What became the University of Arkansas Rich Mountain (UA Rich Mountain) in 2017 is a public, two-year comprehensive community college located in Mena (Polk County). Its service area includes Polk, Scott, and Montgomery counties as well as portions of Sevier County and LeFlore County, Oklahoma. The college, known at that time as Rich Mountain Community College, was accredited in 1990 through the North Central Association for Colleges and Universities. In September 2014, enrollment was 1,003 students. The college was funded by the Arkansas General Assembly in 1973 under the auspices of the Arkansas Department of Vocational Education. The first classes began in the fall of 1975. At the time, the campus consisted of a single vocational-technical building. In 1983, the Arkansas …

University of Arkansas, Fayetteville (UA)

The University of Arkansas (UA) in Fayetteville (Washington County) is located in the northwest corner of the state. It is Arkansas’s land grant university and is famed for its traditions, including the unique Razorback mascot. The institution was originally named Arkansas Industrial University but changed in 1899 to the University of Arkansas, reflecting its broader academic scope. It has long been an academic and cultural mainstay in Arkansas, with its research generating a great deal of economic progress for the state and its Razorback athletic program being arguably the state’s most popular. UA’s Founding The U.S. Congress passed the Morrill Land Grant Act in 1862, allowing 30,000 acres of public lands to be sold in each state to supply funds for …

Uno (Poinsett County)

Uno, at one time a thriving timber and farming community, is located in western Poinsett County near the Jackson County and Craighead County lines at the intersection of State Highways 18 and 214. All that remains of the community in the twenty-first century is a cemetery. All other physical reminders have been claimed by farm fields. Several western Poinsett County communities were established in the late 1800s and early 1900s during the exploitation of the area’s vast acreage of timber. Millions of board feet of lumber and railroad ties were processed from the virgin timber.

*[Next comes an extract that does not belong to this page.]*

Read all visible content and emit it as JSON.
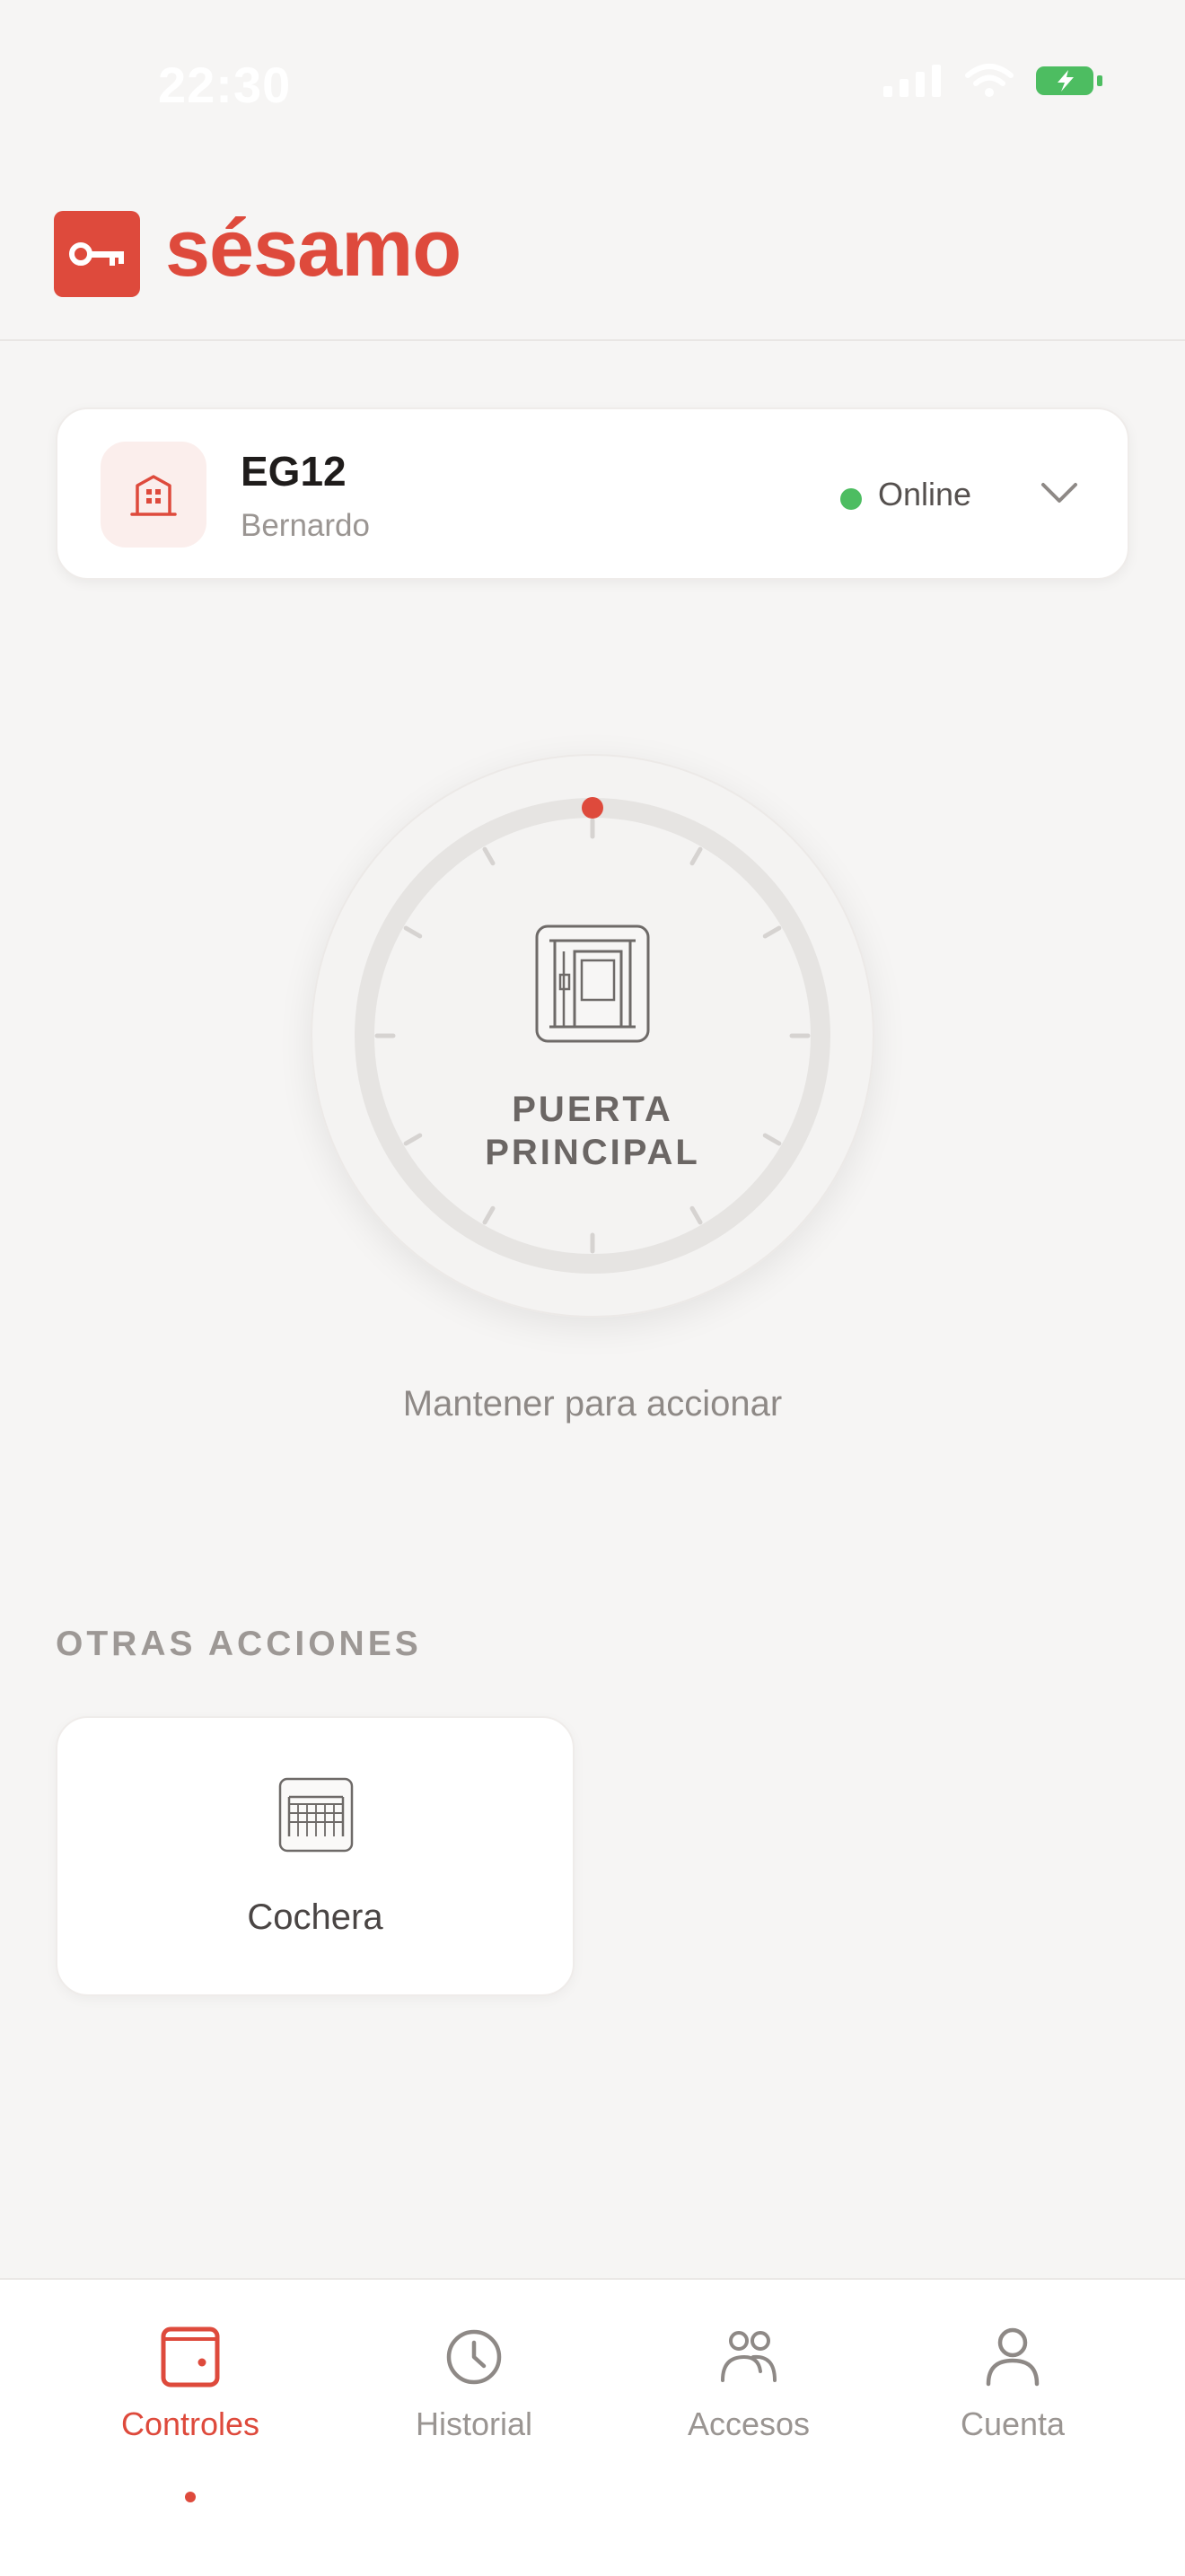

Soon, communities such as Cash (Craighead County), Pitts (Poinsett County), and Grubbs (Jackson County) were attracting settlers, with Uno being one of the last to …